May 4, 2015
Civilizations are born, grow, prosper, decline and disappear.
Empires are here for a moment and fade into history books.
Fortresses are built. Castles and walls are constructed, besieged, breached and conquered.
Here in Greece I encounter three such examples.
How many past examples do we need?
The American writer William Faulkner wrote: “The past is not dead. It's not even past.”
Chlemoutsi Castle was built in the early 1220s by the French Crusader rulers of the Principality of Achaea as their main stronghold. It came under Byzantine rule in 1427. In 1460, the Ottoman Turks took control of the area and all of the Peloponnese.
The access to the gate is astride the parking lot. The view is 227m (744 ft) above the Adriatic Sea.
Palamidi sits 216m (708 ft) above the city of Nafplio on the Peloponnese. Built by the Venetians in the Seventeenth Century, the fortress commands an impressive view over the Argolic Gulf, the city of Náfplio and the surrounding country.

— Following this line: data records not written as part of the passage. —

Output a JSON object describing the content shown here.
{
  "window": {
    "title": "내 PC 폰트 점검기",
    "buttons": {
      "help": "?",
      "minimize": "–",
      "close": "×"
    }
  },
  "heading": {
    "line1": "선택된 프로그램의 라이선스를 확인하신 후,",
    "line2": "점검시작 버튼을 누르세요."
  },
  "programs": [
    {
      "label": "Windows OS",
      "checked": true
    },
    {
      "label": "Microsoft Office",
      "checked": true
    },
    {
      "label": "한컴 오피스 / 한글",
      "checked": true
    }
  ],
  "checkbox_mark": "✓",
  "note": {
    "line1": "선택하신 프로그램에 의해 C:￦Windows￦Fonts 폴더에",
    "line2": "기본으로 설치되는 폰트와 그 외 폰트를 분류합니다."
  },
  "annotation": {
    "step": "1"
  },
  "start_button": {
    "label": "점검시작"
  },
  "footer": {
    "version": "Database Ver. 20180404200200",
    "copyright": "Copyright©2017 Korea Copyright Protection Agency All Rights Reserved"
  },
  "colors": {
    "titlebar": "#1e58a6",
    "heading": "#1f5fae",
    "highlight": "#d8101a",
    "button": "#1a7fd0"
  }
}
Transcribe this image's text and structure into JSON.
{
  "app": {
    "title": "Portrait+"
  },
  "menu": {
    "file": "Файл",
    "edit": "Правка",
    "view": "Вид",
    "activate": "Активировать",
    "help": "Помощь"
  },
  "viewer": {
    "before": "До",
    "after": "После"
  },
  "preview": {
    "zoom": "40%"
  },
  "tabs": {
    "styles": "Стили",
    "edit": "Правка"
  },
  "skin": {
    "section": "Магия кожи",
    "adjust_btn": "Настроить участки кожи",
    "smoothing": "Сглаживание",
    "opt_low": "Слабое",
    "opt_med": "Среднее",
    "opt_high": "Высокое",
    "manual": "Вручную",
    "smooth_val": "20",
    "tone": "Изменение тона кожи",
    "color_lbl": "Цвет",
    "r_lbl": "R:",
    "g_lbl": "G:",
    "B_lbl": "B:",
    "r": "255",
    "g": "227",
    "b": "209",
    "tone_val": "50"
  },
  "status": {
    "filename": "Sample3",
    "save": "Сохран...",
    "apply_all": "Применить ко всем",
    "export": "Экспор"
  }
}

There are 913 steps in the winding stair from the town to the fortress. However, to reach the top of the fortress there are over one thousand. Locals in the town of Nafplio will say there are 999 steps to the top of the castle, and specials can be found on menus that incorporate this number to catch a tourist's eye.
Needless to say, I drove up to the parking lot adjacent to the entrance gate.
Mistras was the last stronghold of the late western Roman or Byzantine Empire. The city finally fell to the Ottoman Turks in the late Fifteenth Century.
No road. No parking lot. It was about an hour’s hike up the mountain to the castle ruins and the view.